# Task to carry out
Return the lines below that contain "JSON".

Entries from a dataset of interfaces
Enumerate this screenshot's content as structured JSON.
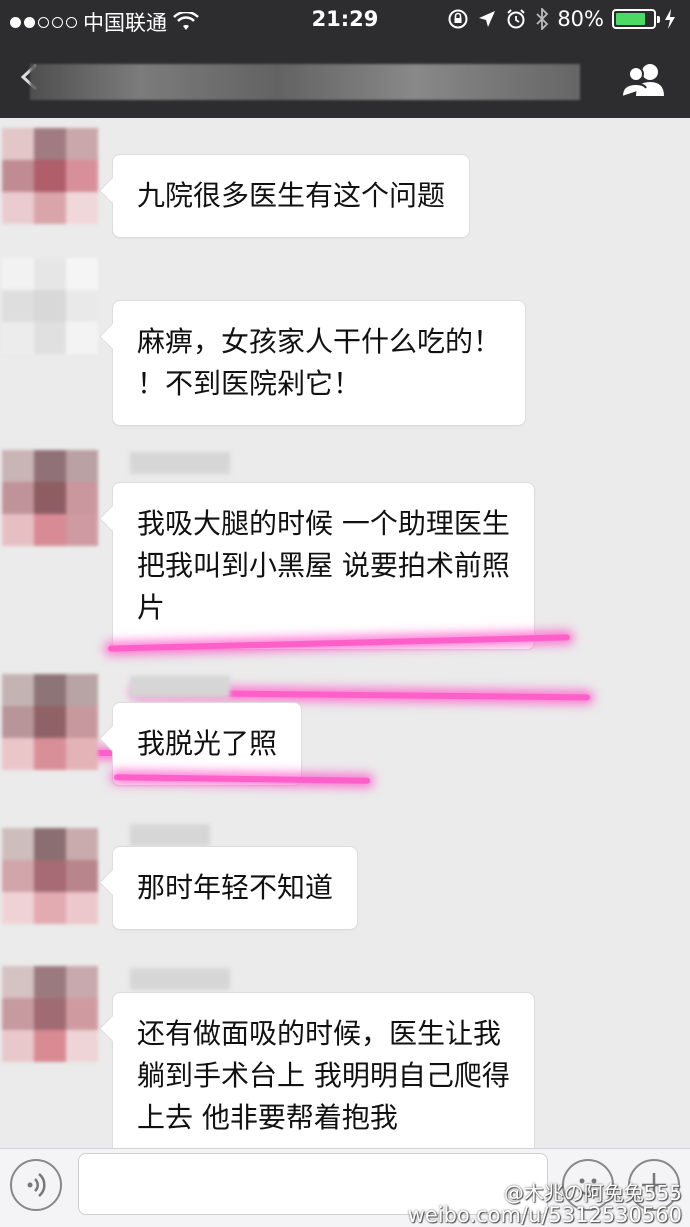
{
  "status_bar": {
    "carrier": "中国联通",
    "time": "21:29",
    "battery": "80%",
    "battery_level": 0.8
  },
  "chat_messages": [
    {
      "text": "九院很多医生有这个问题"
    },
    {
      "text": "麻痹，女孩家人干什么吃的！\n！不到医院剁它！"
    },
    {
      "text": "我吸大腿的时候 一个助理医生\n把我叫到小黑屋 说要拍术前照\n片"
    },
    {
      "text": "我脱光了照"
    },
    {
      "text": "那时年轻不知道"
    },
    {
      "text": "还有做面吸的时候，医生让我\n躺到手术台上 我明明自己爬得\n上去 他非要帮着抱我"
    }
  ],
  "watermark": {
    "handle": "@木兆の阿兔兔555",
    "url": "weibo.com/u/5312530560"
  },
  "colors": {
    "bar_bg": "#2d2d2f",
    "chat_bg": "#ebebeb",
    "highlight": "#ff5fc8",
    "battery_fill": "#4cd964"
  }
}
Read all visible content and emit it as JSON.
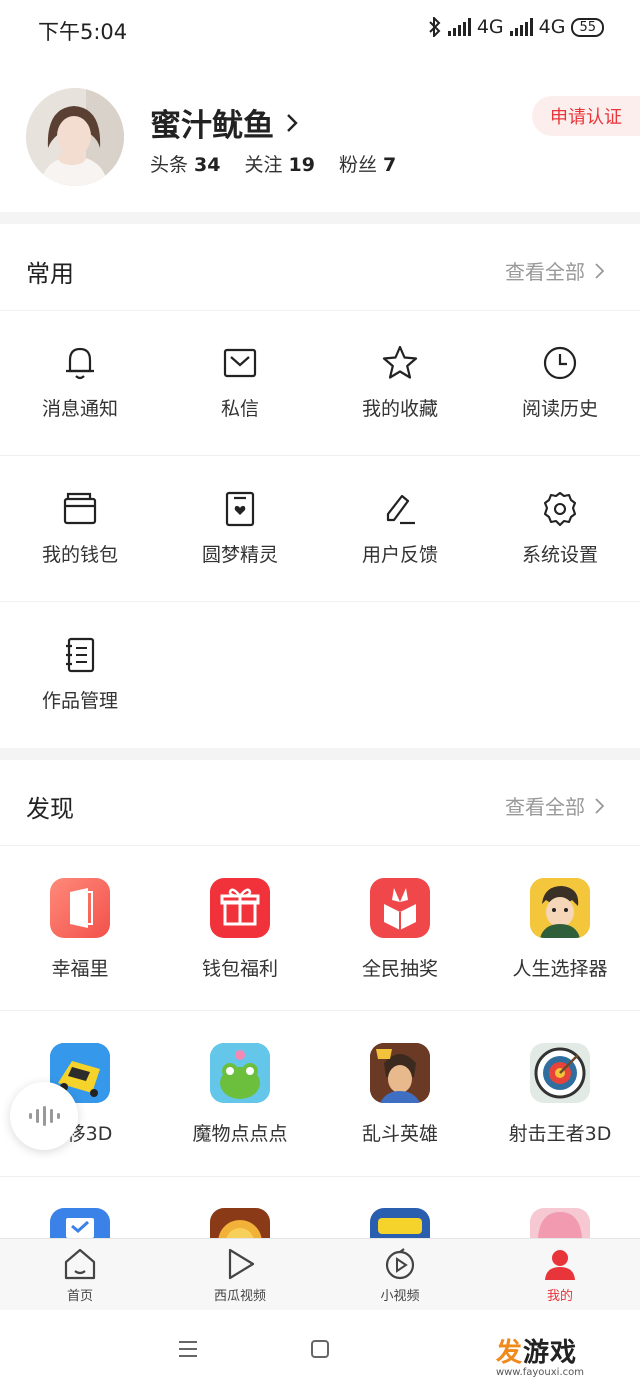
{
  "status_bar": {
    "time": "下午5:04",
    "net1": "4G",
    "net2": "4G",
    "battery": "55"
  },
  "profile": {
    "username": "蜜汁鱿鱼",
    "apply_label": "申请认证",
    "stats": [
      {
        "label": "头条",
        "value": "34"
      },
      {
        "label": "关注",
        "value": "19"
      },
      {
        "label": "粉丝",
        "value": "7"
      }
    ]
  },
  "common": {
    "title": "常用",
    "see_all": "查看全部",
    "items": [
      {
        "label": "消息通知",
        "icon": "bell-icon"
      },
      {
        "label": "私信",
        "icon": "envelope-icon"
      },
      {
        "label": "我的收藏",
        "icon": "star-icon"
      },
      {
        "label": "阅读历史",
        "icon": "clock-icon"
      },
      {
        "label": "我的钱包",
        "icon": "wallet-icon"
      },
      {
        "label": "圆梦精灵",
        "icon": "heart-box-icon"
      },
      {
        "label": "用户反馈",
        "icon": "pencil-icon"
      },
      {
        "label": "系统设置",
        "icon": "gear-icon"
      },
      {
        "label": "作品管理",
        "icon": "notebook-icon"
      }
    ]
  },
  "discover": {
    "title": "发现",
    "see_all": "查看全部",
    "items": [
      {
        "label": "幸福里",
        "icon": "door-app-icon"
      },
      {
        "label": "钱包福利",
        "icon": "gift-app-icon"
      },
      {
        "label": "全民抽奖",
        "icon": "lottery-box-app-icon"
      },
      {
        "label": "人生选择器",
        "icon": "cartoon-boy-app-icon"
      },
      {
        "label": "漂移3D",
        "icon": "car-app-icon"
      },
      {
        "label": "魔物点点点",
        "icon": "frog-app-icon"
      },
      {
        "label": "乱斗英雄",
        "icon": "hero-app-icon"
      },
      {
        "label": "射击王者3D",
        "icon": "target-app-icon"
      }
    ]
  },
  "tabbar": [
    {
      "label": "首页",
      "icon": "home-icon"
    },
    {
      "label": "西瓜视频",
      "icon": "play-icon"
    },
    {
      "label": "小视频",
      "icon": "short-video-icon"
    },
    {
      "label": "我的",
      "icon": "person-icon"
    }
  ],
  "watermark": {
    "main_a": "发",
    "main_b": "游戏",
    "url": "www.fayouxi.com"
  },
  "colors": {
    "accent": "#e8353a",
    "muted": "#999999"
  }
}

# Task solution
Enumerate this screenshot's content as structured JSON.
Read all visible content and emit it as JSON.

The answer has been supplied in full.